* AIM OF THE EXERCISE: Give the data again in its entirety, exactly as provided.

* Entries from a dataset of interfaces:
----

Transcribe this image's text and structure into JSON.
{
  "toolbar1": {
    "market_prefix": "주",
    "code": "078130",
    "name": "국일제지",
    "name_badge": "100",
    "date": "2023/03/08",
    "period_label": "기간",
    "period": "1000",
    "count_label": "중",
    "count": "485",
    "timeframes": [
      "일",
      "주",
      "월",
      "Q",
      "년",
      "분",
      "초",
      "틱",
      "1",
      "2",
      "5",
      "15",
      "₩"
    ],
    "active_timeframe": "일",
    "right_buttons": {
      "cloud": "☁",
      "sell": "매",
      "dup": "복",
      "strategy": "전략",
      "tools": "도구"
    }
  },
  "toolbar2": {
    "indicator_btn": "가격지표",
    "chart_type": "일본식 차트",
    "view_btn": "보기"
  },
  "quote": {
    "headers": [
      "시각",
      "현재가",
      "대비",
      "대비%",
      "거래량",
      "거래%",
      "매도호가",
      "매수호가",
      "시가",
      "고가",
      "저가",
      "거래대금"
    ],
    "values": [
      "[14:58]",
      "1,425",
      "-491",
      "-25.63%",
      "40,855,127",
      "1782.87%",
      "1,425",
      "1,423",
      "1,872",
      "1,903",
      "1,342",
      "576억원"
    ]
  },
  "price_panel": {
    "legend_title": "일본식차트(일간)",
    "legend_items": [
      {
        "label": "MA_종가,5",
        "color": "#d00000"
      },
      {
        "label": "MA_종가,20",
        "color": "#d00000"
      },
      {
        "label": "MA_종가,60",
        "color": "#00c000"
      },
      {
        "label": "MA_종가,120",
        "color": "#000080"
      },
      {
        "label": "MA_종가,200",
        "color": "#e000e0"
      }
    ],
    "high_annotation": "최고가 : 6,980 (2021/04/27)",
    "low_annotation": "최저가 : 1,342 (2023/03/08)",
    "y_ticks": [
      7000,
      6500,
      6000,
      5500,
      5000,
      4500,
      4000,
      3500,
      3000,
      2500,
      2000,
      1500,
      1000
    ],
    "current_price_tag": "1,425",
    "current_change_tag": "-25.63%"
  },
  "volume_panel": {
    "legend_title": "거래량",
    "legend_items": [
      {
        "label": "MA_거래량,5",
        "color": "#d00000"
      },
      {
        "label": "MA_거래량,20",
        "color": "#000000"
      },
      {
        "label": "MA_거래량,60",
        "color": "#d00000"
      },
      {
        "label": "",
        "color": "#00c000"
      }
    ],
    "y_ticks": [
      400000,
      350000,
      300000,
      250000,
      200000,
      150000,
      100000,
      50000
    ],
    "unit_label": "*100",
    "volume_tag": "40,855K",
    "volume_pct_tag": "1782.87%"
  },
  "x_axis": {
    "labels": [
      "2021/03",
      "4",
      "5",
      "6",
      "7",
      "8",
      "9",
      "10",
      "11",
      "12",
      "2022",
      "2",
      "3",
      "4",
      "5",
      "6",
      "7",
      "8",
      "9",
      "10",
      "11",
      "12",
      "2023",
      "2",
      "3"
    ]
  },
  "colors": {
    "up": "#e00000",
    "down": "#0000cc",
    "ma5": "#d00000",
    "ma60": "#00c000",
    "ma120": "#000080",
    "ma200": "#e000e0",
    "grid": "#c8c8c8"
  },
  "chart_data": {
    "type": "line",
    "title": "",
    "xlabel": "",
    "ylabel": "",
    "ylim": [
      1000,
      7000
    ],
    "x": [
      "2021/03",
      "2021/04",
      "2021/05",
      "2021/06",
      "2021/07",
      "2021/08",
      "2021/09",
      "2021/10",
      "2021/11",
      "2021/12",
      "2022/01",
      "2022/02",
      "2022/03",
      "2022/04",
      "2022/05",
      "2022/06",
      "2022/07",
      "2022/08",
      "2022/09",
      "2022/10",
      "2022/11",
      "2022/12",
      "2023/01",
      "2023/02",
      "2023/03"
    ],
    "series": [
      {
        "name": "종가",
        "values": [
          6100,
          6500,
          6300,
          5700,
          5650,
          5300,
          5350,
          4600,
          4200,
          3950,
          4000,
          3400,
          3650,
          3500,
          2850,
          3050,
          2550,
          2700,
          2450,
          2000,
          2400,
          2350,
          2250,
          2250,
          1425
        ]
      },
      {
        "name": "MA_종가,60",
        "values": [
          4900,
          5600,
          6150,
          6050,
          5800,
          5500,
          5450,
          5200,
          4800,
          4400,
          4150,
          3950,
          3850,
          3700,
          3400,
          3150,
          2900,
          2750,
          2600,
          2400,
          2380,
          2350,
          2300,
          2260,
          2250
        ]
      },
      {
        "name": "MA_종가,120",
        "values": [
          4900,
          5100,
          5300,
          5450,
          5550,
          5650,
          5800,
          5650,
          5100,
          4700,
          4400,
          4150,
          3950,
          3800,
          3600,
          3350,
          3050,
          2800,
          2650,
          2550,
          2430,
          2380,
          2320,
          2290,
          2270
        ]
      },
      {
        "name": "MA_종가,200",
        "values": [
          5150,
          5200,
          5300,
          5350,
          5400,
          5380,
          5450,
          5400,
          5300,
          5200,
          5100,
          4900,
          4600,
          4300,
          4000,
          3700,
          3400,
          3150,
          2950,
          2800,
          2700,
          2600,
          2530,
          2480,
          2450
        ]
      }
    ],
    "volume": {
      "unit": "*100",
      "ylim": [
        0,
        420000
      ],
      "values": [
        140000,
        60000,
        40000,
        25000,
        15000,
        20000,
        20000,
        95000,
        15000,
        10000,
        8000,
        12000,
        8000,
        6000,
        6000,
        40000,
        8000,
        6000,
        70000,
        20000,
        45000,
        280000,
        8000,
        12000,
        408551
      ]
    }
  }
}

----

* RESULT OF THE EXERCISE:
Transcribe this image's text and structure into JSON.
{
  "toolbar1": {
    "market_prefix": "주",
    "code": "078130",
    "name": "국일제지",
    "name_badge": "100",
    "date": "2023/03/08",
    "period_label": "기간",
    "period": "1000",
    "count_label": "중",
    "count": "485",
    "timeframes": [
      "일",
      "주",
      "월",
      "Q",
      "년",
      "분",
      "초",
      "틱",
      "1",
      "2",
      "5",
      "15",
      "₩"
    ],
    "active_timeframe": "일",
    "right_buttons": {
      "cloud": "☁",
      "sell": "매",
      "dup": "복",
      "strategy": "전략",
      "tools": "도구"
    }
  },
  "toolbar2": {
    "indicator_btn": "가격지표",
    "chart_type": "일본식 차트",
    "view_btn": "보기"
  },
  "quote": {
    "headers": [
      "시각",
      "현재가",
      "대비",
      "대비%",
      "거래량",
      "거래%",
      "매도호가",
      "매수호가",
      "시가",
      "고가",
      "저가",
      "거래대금"
    ],
    "values": [
      "[14:58]",
      "1,425",
      "-491",
      "-25.63%",
      "40,855,127",
      "1782.87%",
      "1,425",
      "1,423",
      "1,872",
      "1,903",
      "1,342",
      "576억원"
    ]
  },
  "price_panel": {
    "legend_title": "일본식차트(일간)",
    "legend_items": [
      {
        "label": "MA_종가,5",
        "color": "#d00000"
      },
      {
        "label": "MA_종가,20",
        "color": "#d00000"
      },
      {
        "label": "MA_종가,60",
        "color": "#00c000"
      },
      {
        "label": "MA_종가,120",
        "color": "#000080"
      },
      {
        "label": "MA_종가,200",
        "color": "#e000e0"
      }
    ],
    "high_annotation": "최고가 : 6,980 (2021/04/27)",
    "low_annotation": "최저가 : 1,342 (2023/03/08)",
    "y_ticks": [
      7000,
      6500,
      6000,
      5500,
      5000,
      4500,
      4000,
      3500,
      3000,
      2500,
      2000,
      1500,
      1000
    ],
    "current_price_tag": "1,425",
    "current_change_tag": "-25.63%"
  },
  "volume_panel": {
    "legend_title": "거래량",
    "legend_items": [
      {
        "label": "MA_거래량,5",
        "color": "#d00000"
      },
      {
        "label": "MA_거래량,20",
        "color": "#000000"
      },
      {
        "label": "MA_거래량,60",
        "color": "#d00000"
      },
      {
        "label": "",
        "color": "#00c000"
      }
    ],
    "y_ticks": [
      400000,
      350000,
      300000,
      250000,
      200000,
      150000,
      100000,
      50000
    ],
    "unit_label": "*100",
    "volume_tag": "40,855K",
    "volume_pct_tag": "1782.87%"
  },
  "x_axis": {
    "labels": [
      "2021/03",
      "4",
      "5",
      "6",
      "7",
      "8",
      "9",
      "10",
      "11",
      "12",
      "2022",
      "2",
      "3",
      "4",
      "5",
      "6",
      "7",
      "8",
      "9",
      "10",
      "11",
      "12",
      "2023",
      "2",
      "3"
    ]
  },
  "colors": {
    "up": "#e00000",
    "down": "#0000cc",
    "ma5": "#d00000",
    "ma60": "#00c000",
    "ma120": "#000080",
    "ma200": "#e000e0",
    "grid": "#c8c8c8"
  },
  "chart_data": {
    "type": "line",
    "title": "",
    "xlabel": "",
    "ylabel": "",
    "ylim": [
      1000,
      7000
    ],
    "x": [
      "2021/03",
      "2021/04",
      "2021/05",
      "2021/06",
      "2021/07",
      "2021/08",
      "2021/09",
      "2021/10",
      "2021/11",
      "2021/12",
      "2022/01",
      "2022/02",
      "2022/03",
      "2022/04",
      "2022/05",
      "2022/06",
      "2022/07",
      "2022/08",
      "2022/09",
      "2022/10",
      "2022/11",
      "2022/12",
      "2023/01",
      "2023/02",
      "2023/03"
    ],
    "series": [
      {
        "name": "종가",
        "values": [
          6100,
          6500,
          6300,
          5700,
          5650,
          5300,
          5350,
          4600,
          4200,
          3950,
          4000,
          3400,
          3650,
          3500,
          2850,
          3050,
          2550,
          2700,
          2450,
          2000,
          2400,
          2350,
          2250,
          2250,
          1425
        ]
      },
      {
        "name": "MA_종가,60",
        "values": [
          4900,
          5600,
          6150,
          6050,
          5800,
          5500,
          5450,
          5200,
          4800,
          4400,
          4150,
          3950,
          3850,
          3700,
          3400,
          3150,
          2900,
          2750,
          2600,
          2400,
          2380,
          2350,
          2300,
          2260,
          2250
        ]
      },
      {
        "name": "MA_종가,120",
        "values": [
          4900,
          5100,
          5300,
          5450,
          5550,
          5650,
          5800,
          5650,
          5100,
          4700,
          4400,
          4150,
          3950,
          3800,
          3600,
          3350,
          3050,
          2800,
          2650,
          2550,
          2430,
          2380,
          2320,
          2290,
          2270
        ]
      },
      {
        "name": "MA_종가,200",
        "values": [
          5150,
          5200,
          5300,
          5350,
          5400,
          5380,
          5450,
          5400,
          5300,
          5200,
          5100,
          4900,
          4600,
          4300,
          4000,
          3700,
          3400,
          3150,
          2950,
          2800,
          2700,
          2600,
          2530,
          2480,
          2450
        ]
      }
    ],
    "volume": {
      "unit": "*100",
      "ylim": [
        0,
        420000
      ],
      "values": [
        140000,
        60000,
        40000,
        25000,
        15000,
        20000,
        20000,
        95000,
        15000,
        10000,
        8000,
        12000,
        8000,
        6000,
        6000,
        40000,
        8000,
        6000,
        70000,
        20000,
        45000,
        280000,
        8000,
        12000,
        408551
      ]
    }
  }
}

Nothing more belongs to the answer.